Entries from a dataset of interfaces:
Start of Block
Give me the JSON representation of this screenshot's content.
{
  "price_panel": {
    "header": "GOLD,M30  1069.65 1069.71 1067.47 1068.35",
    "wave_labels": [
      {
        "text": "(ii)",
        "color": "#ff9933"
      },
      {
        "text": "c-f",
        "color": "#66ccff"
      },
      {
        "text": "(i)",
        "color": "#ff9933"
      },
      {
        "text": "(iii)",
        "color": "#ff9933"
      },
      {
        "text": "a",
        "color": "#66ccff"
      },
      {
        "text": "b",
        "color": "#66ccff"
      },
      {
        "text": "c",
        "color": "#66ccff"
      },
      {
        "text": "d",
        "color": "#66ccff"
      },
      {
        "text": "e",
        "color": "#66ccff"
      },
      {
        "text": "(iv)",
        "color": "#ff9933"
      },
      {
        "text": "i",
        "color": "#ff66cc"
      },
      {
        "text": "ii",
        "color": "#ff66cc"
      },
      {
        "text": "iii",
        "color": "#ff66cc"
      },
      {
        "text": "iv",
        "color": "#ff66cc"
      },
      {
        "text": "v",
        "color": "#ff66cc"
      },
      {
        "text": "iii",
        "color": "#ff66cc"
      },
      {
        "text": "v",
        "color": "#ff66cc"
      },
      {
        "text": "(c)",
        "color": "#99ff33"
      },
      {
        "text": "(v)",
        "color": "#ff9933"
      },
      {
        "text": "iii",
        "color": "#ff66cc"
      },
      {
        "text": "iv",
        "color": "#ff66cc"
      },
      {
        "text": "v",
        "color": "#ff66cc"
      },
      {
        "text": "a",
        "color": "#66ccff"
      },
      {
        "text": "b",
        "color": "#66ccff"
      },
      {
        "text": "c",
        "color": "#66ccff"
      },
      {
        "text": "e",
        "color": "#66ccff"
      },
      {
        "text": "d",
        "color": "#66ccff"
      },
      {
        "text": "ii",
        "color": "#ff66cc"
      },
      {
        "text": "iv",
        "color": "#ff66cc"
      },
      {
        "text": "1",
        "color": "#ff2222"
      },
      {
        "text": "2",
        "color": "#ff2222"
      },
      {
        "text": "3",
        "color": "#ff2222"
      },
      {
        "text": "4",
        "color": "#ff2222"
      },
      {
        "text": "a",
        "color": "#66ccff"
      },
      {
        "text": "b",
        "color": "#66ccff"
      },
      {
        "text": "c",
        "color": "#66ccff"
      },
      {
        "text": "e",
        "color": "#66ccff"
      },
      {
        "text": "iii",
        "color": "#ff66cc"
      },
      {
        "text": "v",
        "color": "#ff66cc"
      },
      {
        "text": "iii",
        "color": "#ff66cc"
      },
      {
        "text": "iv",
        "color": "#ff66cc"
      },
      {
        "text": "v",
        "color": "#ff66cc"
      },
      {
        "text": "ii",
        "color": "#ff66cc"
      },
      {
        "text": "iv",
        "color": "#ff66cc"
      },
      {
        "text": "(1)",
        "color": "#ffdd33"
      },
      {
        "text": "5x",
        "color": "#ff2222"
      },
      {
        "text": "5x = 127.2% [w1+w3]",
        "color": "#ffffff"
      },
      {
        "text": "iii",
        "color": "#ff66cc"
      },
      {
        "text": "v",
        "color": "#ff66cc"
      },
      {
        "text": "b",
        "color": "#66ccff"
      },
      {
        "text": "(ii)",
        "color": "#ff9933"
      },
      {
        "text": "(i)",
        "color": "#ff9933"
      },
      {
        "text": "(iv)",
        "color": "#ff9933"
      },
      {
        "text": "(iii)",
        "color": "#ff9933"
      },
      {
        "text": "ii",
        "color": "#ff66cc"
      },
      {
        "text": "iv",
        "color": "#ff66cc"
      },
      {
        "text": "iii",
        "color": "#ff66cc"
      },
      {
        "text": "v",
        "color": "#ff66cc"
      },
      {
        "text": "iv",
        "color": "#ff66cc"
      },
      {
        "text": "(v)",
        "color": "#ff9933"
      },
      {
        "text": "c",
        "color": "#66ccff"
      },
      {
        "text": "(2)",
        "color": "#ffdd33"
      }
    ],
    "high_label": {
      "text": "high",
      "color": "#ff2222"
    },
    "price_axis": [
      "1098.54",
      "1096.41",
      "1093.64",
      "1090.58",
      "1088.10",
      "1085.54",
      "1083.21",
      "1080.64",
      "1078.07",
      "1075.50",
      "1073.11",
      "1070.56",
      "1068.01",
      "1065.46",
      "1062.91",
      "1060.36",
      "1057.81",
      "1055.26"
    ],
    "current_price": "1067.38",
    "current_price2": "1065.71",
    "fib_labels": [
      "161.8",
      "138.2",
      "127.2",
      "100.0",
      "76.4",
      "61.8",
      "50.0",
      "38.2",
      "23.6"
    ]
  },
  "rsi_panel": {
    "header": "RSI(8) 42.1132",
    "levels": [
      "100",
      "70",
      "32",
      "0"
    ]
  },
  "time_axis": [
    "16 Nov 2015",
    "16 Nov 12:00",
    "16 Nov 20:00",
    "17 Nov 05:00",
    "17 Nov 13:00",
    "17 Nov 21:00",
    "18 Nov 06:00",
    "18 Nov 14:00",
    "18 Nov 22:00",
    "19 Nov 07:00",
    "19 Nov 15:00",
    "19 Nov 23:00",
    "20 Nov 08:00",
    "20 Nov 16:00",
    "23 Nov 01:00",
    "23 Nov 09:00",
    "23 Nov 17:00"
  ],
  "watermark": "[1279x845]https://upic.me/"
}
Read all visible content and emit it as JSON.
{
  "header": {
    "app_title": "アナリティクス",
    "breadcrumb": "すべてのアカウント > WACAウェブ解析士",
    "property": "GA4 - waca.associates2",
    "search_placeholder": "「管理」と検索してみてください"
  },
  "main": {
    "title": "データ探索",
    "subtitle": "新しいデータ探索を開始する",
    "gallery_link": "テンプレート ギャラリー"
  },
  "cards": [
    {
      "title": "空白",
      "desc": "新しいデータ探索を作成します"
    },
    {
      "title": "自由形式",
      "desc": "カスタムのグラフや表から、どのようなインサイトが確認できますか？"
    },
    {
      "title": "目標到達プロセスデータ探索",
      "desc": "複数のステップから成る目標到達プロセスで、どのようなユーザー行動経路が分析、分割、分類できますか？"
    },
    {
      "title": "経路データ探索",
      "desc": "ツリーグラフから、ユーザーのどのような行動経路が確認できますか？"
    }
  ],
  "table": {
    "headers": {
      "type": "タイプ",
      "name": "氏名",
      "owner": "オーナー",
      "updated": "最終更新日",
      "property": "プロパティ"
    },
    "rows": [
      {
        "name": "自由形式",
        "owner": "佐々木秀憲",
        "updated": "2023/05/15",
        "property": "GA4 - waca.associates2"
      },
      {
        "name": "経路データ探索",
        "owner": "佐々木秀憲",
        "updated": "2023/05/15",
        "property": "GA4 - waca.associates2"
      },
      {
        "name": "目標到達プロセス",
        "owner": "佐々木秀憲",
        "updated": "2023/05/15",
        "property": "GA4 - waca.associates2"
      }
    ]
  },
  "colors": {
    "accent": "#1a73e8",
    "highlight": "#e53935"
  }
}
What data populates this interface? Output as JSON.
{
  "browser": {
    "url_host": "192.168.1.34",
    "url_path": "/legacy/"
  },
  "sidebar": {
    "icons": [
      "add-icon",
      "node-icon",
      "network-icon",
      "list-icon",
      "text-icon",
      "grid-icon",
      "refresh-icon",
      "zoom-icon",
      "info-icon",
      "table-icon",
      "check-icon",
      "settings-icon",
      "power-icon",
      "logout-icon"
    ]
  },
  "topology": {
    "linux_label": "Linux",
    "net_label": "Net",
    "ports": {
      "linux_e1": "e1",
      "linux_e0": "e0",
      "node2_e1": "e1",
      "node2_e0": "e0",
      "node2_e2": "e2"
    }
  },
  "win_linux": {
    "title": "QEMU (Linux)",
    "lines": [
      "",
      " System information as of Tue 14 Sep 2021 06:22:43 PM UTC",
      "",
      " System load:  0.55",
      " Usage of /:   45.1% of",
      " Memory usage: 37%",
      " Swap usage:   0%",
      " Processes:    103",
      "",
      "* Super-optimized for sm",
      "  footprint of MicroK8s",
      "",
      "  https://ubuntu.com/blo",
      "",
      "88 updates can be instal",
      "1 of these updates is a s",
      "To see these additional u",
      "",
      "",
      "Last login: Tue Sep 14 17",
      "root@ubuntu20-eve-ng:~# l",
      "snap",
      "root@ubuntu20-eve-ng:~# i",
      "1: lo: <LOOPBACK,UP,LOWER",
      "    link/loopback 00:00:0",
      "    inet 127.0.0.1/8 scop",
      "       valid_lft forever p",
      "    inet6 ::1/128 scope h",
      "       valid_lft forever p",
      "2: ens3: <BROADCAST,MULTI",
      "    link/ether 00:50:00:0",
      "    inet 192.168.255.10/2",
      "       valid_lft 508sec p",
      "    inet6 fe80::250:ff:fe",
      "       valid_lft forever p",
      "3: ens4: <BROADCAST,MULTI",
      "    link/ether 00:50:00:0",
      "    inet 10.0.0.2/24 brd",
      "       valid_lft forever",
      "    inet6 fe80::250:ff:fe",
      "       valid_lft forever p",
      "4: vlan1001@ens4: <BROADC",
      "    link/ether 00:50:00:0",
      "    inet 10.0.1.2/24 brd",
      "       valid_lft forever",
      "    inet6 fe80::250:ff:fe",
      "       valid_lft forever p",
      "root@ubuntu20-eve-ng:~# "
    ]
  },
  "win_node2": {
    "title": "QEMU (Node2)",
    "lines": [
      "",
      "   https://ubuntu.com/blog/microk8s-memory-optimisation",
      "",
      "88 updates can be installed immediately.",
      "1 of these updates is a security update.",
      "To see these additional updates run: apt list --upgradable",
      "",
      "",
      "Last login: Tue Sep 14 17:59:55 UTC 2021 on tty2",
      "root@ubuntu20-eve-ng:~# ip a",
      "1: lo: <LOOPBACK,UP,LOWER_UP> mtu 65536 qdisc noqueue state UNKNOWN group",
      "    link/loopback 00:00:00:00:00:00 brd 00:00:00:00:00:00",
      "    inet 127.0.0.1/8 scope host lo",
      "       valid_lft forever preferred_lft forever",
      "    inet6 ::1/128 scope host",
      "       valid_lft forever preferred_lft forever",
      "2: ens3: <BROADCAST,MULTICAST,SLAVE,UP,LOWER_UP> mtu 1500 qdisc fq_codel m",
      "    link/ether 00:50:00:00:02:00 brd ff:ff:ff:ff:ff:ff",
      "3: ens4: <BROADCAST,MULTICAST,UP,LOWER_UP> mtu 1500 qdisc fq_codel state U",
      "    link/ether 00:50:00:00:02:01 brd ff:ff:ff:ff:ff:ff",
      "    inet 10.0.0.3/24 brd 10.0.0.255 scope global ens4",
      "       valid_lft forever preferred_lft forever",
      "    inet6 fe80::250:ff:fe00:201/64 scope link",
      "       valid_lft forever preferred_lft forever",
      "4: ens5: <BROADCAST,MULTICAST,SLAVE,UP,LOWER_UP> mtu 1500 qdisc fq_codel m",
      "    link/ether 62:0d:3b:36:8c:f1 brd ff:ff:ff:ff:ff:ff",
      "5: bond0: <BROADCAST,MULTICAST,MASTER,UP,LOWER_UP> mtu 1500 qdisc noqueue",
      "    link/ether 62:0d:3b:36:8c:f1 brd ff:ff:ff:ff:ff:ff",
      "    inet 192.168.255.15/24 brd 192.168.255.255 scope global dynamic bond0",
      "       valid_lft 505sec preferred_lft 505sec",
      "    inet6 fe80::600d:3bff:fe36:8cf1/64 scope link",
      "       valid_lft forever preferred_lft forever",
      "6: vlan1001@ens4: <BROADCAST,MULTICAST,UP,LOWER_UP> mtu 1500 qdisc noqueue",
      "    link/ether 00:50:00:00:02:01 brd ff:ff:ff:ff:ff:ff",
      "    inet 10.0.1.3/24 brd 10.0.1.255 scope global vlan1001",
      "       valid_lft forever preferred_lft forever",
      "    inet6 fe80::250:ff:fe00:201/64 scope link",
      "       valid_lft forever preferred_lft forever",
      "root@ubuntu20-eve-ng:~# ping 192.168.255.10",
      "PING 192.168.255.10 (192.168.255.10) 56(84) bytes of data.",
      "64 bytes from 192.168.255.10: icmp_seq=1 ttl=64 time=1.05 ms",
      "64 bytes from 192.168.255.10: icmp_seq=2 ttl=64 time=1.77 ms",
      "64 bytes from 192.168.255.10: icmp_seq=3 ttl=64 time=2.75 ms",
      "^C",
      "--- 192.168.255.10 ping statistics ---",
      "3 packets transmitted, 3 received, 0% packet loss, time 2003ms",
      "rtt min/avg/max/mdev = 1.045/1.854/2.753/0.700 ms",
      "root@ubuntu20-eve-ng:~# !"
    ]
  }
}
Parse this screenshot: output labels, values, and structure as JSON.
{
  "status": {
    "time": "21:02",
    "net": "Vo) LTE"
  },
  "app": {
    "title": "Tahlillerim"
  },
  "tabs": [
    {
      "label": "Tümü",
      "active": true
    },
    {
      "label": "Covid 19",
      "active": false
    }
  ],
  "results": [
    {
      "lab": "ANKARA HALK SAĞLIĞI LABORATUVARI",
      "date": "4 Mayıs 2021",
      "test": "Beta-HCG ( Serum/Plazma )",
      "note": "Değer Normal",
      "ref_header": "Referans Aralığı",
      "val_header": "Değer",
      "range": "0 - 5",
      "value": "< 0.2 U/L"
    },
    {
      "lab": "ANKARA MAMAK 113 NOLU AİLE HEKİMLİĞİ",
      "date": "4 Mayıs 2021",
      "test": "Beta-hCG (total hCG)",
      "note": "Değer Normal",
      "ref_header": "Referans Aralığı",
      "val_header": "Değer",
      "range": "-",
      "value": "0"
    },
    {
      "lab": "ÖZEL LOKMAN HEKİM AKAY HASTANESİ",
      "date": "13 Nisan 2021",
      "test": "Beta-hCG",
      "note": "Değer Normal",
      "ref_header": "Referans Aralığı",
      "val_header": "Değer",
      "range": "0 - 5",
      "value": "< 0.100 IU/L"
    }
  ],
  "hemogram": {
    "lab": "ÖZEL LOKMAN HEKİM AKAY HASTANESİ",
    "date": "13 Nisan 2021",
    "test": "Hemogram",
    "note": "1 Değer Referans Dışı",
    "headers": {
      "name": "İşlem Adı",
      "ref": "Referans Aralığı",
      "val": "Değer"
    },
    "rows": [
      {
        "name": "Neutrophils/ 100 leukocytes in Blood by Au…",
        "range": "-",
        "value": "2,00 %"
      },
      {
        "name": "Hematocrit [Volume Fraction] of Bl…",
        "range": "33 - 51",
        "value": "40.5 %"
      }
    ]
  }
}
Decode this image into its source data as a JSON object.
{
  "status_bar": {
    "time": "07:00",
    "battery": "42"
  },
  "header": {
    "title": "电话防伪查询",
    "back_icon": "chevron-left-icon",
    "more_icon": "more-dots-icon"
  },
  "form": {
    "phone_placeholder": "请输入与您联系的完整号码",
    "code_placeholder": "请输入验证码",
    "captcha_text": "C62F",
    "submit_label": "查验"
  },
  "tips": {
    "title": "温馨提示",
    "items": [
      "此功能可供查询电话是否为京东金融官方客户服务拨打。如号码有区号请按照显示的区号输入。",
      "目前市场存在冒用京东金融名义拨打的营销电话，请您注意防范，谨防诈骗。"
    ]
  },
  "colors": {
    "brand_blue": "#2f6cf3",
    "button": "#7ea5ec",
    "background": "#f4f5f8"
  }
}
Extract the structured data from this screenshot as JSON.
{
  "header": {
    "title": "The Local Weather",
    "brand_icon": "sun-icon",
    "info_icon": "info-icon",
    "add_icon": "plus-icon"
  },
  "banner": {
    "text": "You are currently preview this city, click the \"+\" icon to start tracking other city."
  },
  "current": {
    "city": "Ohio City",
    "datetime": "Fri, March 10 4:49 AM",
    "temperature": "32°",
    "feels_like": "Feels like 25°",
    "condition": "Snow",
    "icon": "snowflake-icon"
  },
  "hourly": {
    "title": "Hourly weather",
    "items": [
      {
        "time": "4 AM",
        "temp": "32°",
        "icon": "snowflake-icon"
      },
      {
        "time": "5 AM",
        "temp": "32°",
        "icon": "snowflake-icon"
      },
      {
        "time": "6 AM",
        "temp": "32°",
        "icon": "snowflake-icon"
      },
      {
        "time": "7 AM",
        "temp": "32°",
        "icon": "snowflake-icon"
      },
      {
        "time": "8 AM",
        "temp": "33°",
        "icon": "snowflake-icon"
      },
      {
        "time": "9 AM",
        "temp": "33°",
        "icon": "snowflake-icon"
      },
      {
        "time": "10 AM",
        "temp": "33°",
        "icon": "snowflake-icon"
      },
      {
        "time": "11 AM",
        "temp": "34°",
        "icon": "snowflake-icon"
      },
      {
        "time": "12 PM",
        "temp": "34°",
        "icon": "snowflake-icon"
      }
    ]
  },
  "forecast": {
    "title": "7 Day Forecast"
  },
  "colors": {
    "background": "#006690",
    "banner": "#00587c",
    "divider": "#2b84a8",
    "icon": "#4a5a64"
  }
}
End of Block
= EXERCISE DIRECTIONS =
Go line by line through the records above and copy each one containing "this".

= ANSWER BELOW =
Give me the JSON representation of this screenshot's content.
What data populates this interface? Output as JSON.
Parse this screenshot: output labels, values, and structure as JSON.
Decode this image into its source data as a JSON object.
Extract the structured data from this screenshot as JSON.
    "text": "You are currently preview this city, click the \"+\" icon to start tracking other city."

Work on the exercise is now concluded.